Friedman described the timeline of how the US moved from trying to implement US President Donald Trump’s peace plan, which would allow Israel to extend its laws to 30% of Judea and Samaria and have a Palestinian state be established in the rest of it, to prioritizing peace between Israel and Arab countries.
The coronavirus pandemic grew serious in Israel and the US over a month after the peace plan was presented in late January, making diplomatic engagement more difficult, Friedman said.
But the ambassador also put the onus for delays in getting the Trump plan off the ground on Defense Minister Benny Gantz and Foreign Minister Gabi Ashkenazi, saying they “took a very negative view on the sovereignty issue, at least in isolation.

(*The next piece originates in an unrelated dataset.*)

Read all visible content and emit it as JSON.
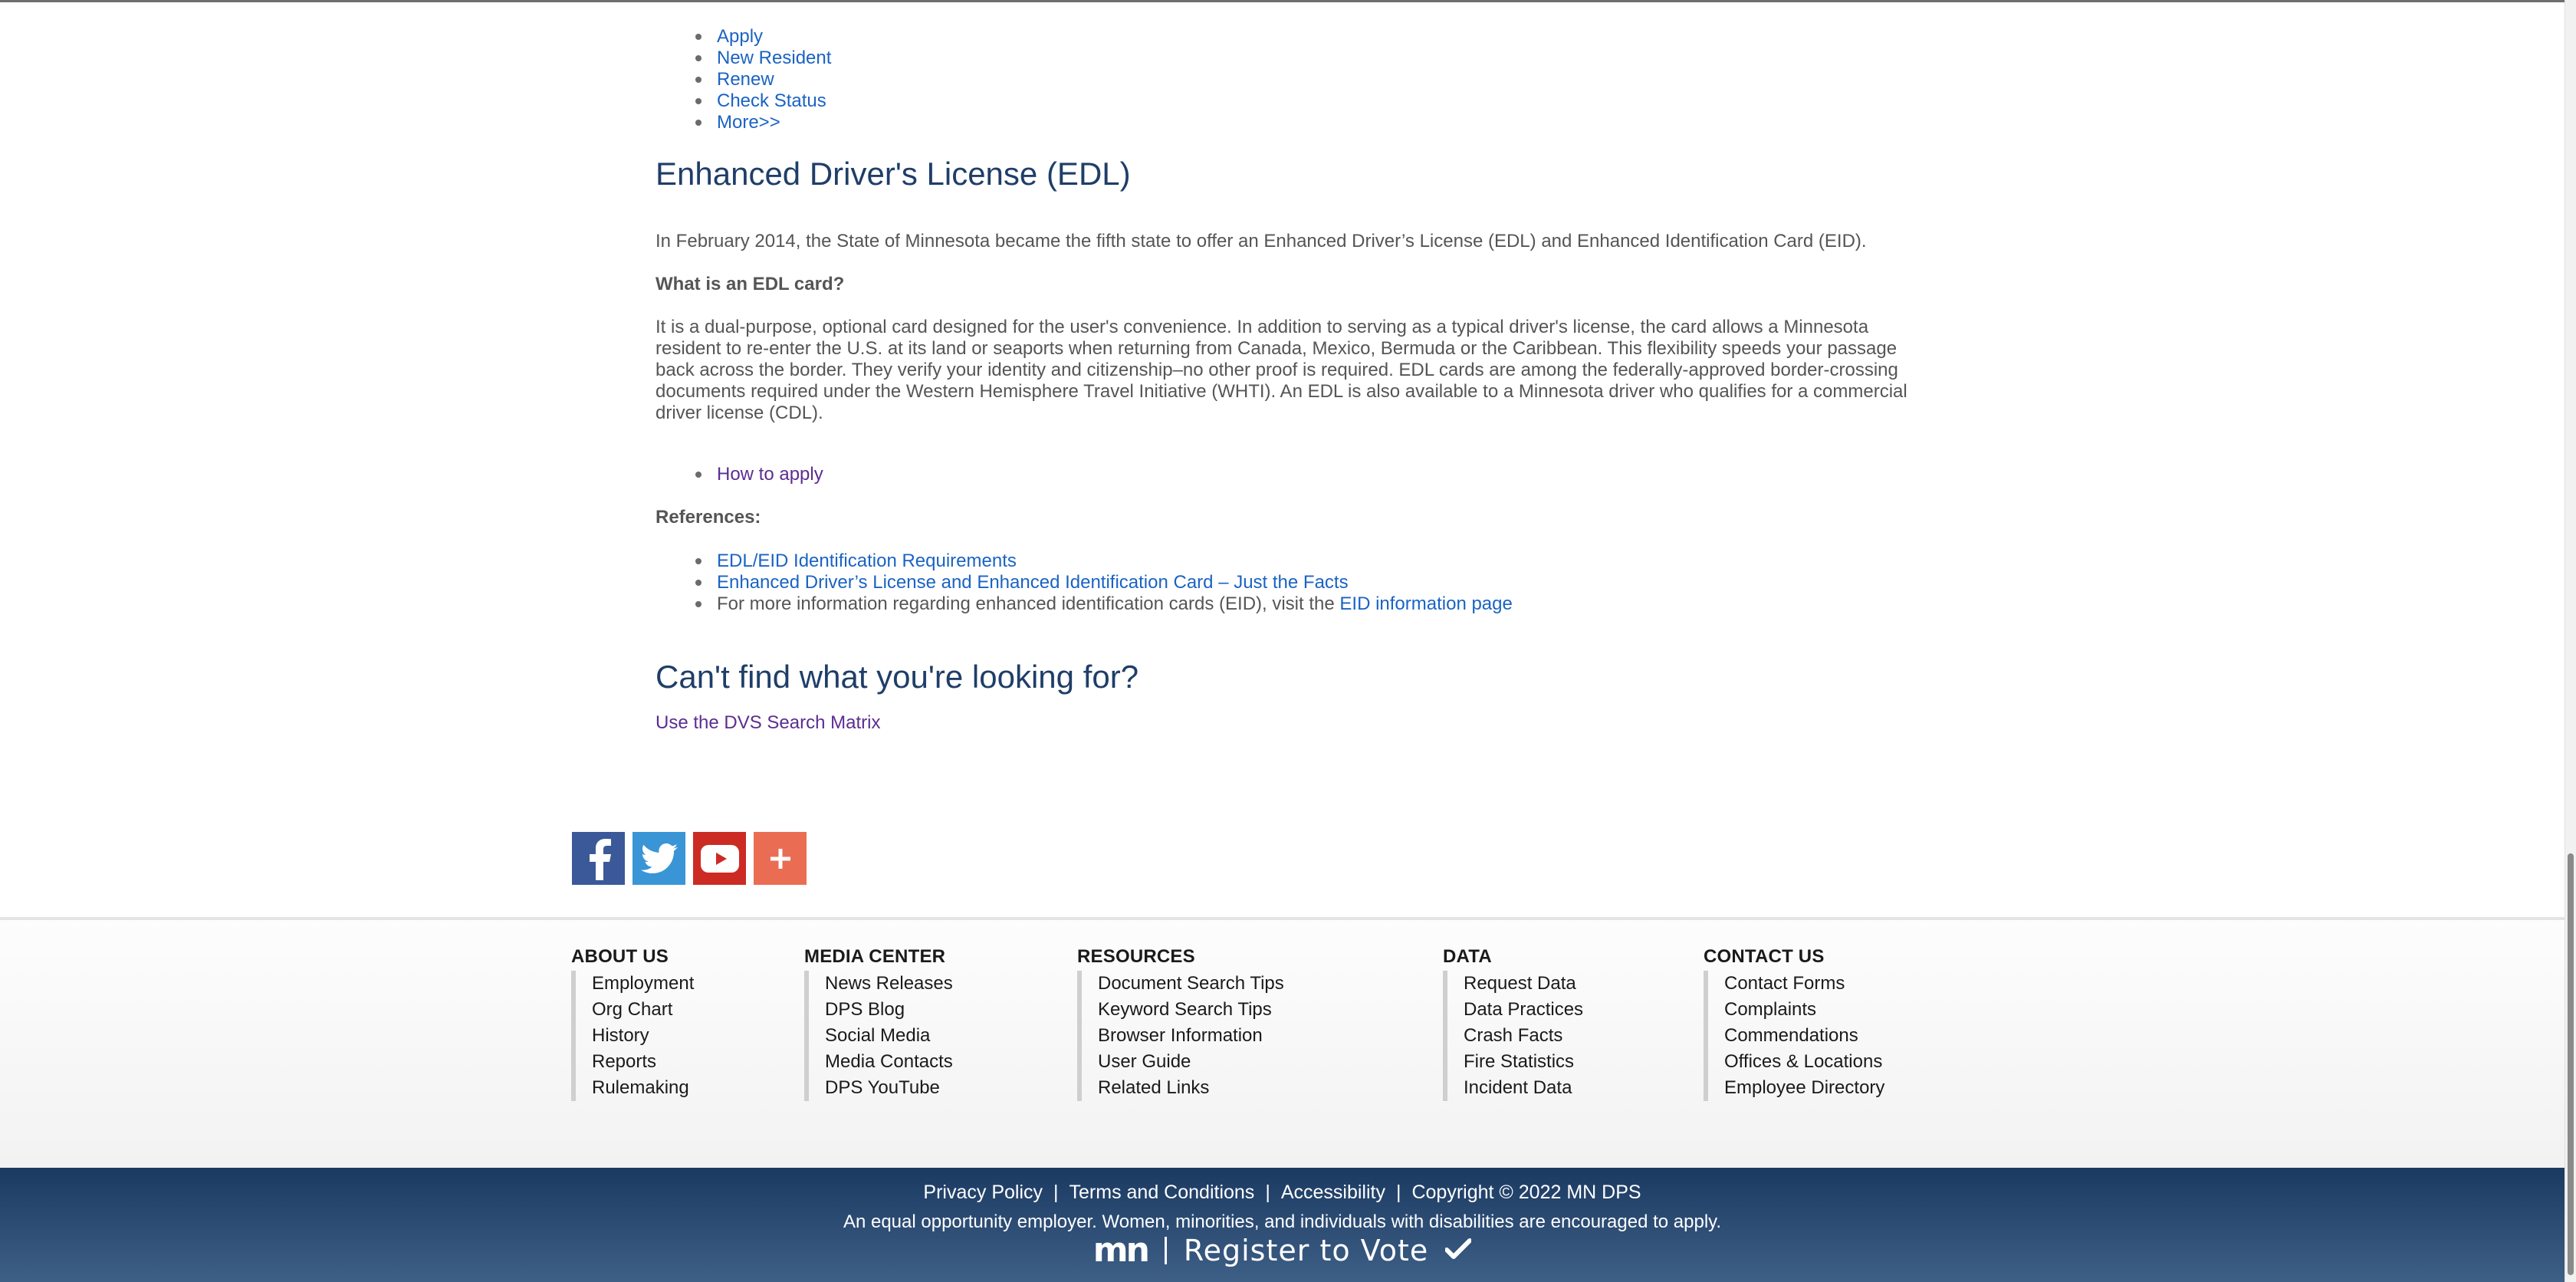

“We were struggling with those issues to bring some consensus in the position within the government of Israel,” Friedman recounted.
“As all that was happening, we saw an opportunity... for Israel to make peace with the [United Arab] Emirates and also saw additional countries likely to follow.”
At that point, the Trump administration decided to “take a step back” from the peace plan, because peace with the UAE was an immediate opportunity, while “there are Israeli flags flying in Hebron, Shiloh, Gush Etzion, Eli, and under our plan they will be flying there forever, so it is not an immediate concern.”
Friedman pointed out that in the August 15 announcement of ties between Israel and the UAE facilitated by Trump, it said that sovereignty plans were “suspended.”
“Not canceled or abandoned, suspended,” he emphasized. “To suspend is by definition temporary.”
NETANYAHU ALSO addressed the Kohelet Policy Forum conference, saying “everyone can see the fruits of this peace accord” with the UAE.
“The UAE committed to bringing massive investments to Israel, hundreds of millions of shekels,” he said. “It’s already happening and it will happen even more.”
Netanyahu quoted from his own book published 25 years ago, A Place Among the Nations, in which he predicted that countries would seek out Israel for peace and diplomatic relations if the country is strong.
“In our region and in the world, the strong is appreciated, not the weak,” he said. “Some say to get peace we must retreat to indefensible borders, put our security in the hands of others and uproot dozens of communities, if not more. Global superpowers said concessions will bring peace, and peace will bring security. This dangerous plan, if it were to happen, would make Israel vulnerable and weak.”
Peace with the UAE “broke the Palestinian veto,” Netanyahu said, in that it established ties with Israel without there being peace with the Palestinians first.
“I hope the international community learned their lesson. Whoever says peace depends on the Palestinian veto will wait an entire generation for peace to happen,” the prime minister warned.
He pointed out that Palestinian Authority President Mahmoud Abbas considered suing Great Britain over the Balfour Declaration calling to establish a Jewish national home, which was written 103 years ago.
Still, Netanyahu said he hopes “progress and breakthroughs with the Arab world will eventually bring about a change in the Palestinians’ position. I hope they will recognize Israel as the state of the Jewish people and our right to exist in our homeland.
“Until that day arrives, I will take care of Israel’s security and strong economy, and will continue making peace with whoever wants real peace with us,” he vowed.